Dallas was a solid stop for Richards as he had the second 91-point season of his career. There would be a brief reunion with John Tortorella in New York and another Stanley Cup with the Chicago Blackhawks in 2015 (where he beat his former team). He played one last season with the Detroit Red Wings before he retired with 932 points (298 goals, 634 assists) in 1126 career games.

For the Lightning he ranks:

Goals - 8th

Assists - 6th

Points - 6th

Power Play Goals - 6th

It’s only a matter of time until he’s inducted into the team’s hall of fame. Not bad for a third round pick that some through wasn’t a strong enough skater to make it in the NHL.

1. 2011-12 NHL Trade Deadline February 27th, 2012

Colorado Avalanche acquire:

Steve Downie

Detroit Red Wings acquire:

Kyle Quincey

Lightning acquire:

Sebastian Piche

2012 1st round pick - Andrei Vasilevskiy

There was no doubt as to what would be number one on this list, right?  Flipping Steve Downie for a first round pick earned Steve Yzerman the rank of Jedi Master when it came to building the foundation for this run of success. Using that pick on Andrei Vasilevskiy put him on the Jedi council.

Following a surprise run to the Eastern Conference Finals in 2010-11, the 2011-12 dragged the Lightning back to reality as they were on track to miss the playoffs. Mr. Yzerman didn’t screw around as he shipped out Pavel Kubina and Dominic Moore prior to the deadline.

Downie was a fan favorite for his hard-nosed, and often over-the-line style of play. He was also a pending restricted free agent. Colorado was looking for a little depth and were happy to send veteran defenseman Kyle Quincey to Tampa. Quincey lasted roughly 45 minutes as a member of the organization as he was then flipped to Detroit for a first-round pick and Sebastian Piche.

Piche never made it to the NHL (although he is still playing, putting up 17 points with the Sheffield Steelers in the EIHL this season) as he was assigned to the Florida Everblades following the trade.

The pick they received in the trade ended up being 19th overall, nine picks after the Lightning’s own pick at the 10th spot. They knew they wanted a goaltender and it came down to Vasilevskiy or Malcolm Subban. With teams, including the Lightning focusing on defense, Tampa Bay was confident that Vasilevskiy would be there at the 19th spot, so they skipped him with their first pick and took Slater Koekkoek instead.

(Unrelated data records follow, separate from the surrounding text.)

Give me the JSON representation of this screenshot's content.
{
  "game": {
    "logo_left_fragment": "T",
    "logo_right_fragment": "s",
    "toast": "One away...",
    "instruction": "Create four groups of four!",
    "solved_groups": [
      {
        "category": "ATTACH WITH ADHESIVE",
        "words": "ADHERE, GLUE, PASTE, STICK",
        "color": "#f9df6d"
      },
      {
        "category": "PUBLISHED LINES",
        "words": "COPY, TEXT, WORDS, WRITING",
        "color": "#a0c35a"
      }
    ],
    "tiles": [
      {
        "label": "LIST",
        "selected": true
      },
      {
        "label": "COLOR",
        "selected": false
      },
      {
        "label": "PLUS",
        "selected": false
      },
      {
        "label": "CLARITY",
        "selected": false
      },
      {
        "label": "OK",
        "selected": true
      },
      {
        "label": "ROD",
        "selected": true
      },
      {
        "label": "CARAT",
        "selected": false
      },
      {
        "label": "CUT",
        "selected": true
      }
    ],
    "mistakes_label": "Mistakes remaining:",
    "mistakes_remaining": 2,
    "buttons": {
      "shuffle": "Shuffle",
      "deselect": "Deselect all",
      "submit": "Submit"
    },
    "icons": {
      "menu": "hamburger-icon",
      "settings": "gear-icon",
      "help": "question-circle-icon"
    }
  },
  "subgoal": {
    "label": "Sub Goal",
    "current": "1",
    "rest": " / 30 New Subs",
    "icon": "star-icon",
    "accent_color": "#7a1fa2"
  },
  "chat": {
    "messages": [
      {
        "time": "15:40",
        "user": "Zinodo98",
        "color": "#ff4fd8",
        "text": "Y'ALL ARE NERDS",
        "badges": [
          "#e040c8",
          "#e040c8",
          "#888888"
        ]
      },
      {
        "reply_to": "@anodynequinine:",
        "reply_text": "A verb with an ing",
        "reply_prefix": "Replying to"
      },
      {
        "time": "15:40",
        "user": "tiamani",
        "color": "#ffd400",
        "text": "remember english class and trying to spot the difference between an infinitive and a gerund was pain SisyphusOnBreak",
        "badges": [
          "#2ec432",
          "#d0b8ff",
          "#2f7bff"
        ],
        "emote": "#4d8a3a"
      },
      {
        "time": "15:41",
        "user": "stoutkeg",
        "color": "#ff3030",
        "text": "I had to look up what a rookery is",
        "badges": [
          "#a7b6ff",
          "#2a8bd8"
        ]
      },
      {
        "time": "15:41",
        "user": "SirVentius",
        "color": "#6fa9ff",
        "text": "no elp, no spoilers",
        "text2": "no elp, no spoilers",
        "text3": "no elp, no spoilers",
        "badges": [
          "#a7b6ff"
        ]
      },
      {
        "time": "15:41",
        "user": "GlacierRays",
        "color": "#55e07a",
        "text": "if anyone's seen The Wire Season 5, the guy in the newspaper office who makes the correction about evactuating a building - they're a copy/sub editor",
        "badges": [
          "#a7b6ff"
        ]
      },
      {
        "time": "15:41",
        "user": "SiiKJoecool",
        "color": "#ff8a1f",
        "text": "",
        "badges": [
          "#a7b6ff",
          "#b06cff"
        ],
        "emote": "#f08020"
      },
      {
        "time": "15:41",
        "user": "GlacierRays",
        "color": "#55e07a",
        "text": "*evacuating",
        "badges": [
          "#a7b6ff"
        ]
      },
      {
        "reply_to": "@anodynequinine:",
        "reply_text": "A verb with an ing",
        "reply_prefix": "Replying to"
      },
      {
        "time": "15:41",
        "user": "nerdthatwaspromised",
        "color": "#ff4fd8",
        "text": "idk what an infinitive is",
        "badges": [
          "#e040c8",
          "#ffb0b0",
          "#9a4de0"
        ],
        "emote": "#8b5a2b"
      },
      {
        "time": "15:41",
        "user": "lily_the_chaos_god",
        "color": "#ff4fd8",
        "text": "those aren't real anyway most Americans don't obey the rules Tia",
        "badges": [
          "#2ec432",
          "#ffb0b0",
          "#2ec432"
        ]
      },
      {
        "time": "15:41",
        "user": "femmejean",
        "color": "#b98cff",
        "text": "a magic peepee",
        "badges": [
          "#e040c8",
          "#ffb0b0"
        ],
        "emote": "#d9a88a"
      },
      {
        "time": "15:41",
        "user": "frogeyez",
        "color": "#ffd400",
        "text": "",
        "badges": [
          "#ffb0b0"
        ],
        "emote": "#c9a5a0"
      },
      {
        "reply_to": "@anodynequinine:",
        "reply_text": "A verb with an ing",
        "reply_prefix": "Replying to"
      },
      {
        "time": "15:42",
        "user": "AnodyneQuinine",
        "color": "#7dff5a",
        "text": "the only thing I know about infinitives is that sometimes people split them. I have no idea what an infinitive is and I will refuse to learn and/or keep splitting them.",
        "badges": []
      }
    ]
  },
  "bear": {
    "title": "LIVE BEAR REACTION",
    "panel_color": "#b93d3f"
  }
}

Subban would go 24th to the Boston Bruins.

According to The Athletic there was one other team serious enough about drafting him that they wanted an interview with Vasilevskiy - the Ottawa Senators.  However, the day before the scheduled meeting, Vasy spent the day at a water park, got sunburned, and didn’t feel well enough to attend the meeting. Ottawa never rescheduled and the rest is history.

More than a decade later it’s funny to hear the commentators talk about his performance in big games being a concern. A couple of Stanley Cup game-clinching shutouts later, that’s been proven to be nonsense.

The Bolts didn’t rush Vasilevskiy to the NHL as he spent two more seasons in Russia and a short stint in Syracuse before making his debut in the 2014-15 season (and seeing playing time in the Stanley Cup Final). After taking over the back-up role from Evgeni Naboko it wouldn’t take long for him to establish himself as the starter, taking the reins in the 2016-17 season after the Lightning traded Ben Bishop at the deadline.

Since then, all he’s done since is lead the league in victories for five years in a row, win a Vezina, two Stanley Cup trophies, and a Conn Smythe. Not too bad.

So while the names and prospects that get bandied about over the next few days bring the excitement, sometimes it’s the boring old draft picks that are the real winning pieces in these deals.

^ “Another No. 1 undone” by Roy Cummings, Tampa Tribune, Sports Section Page 1, March 25th, 1998, retrieved via on Feb. 22nd, 2023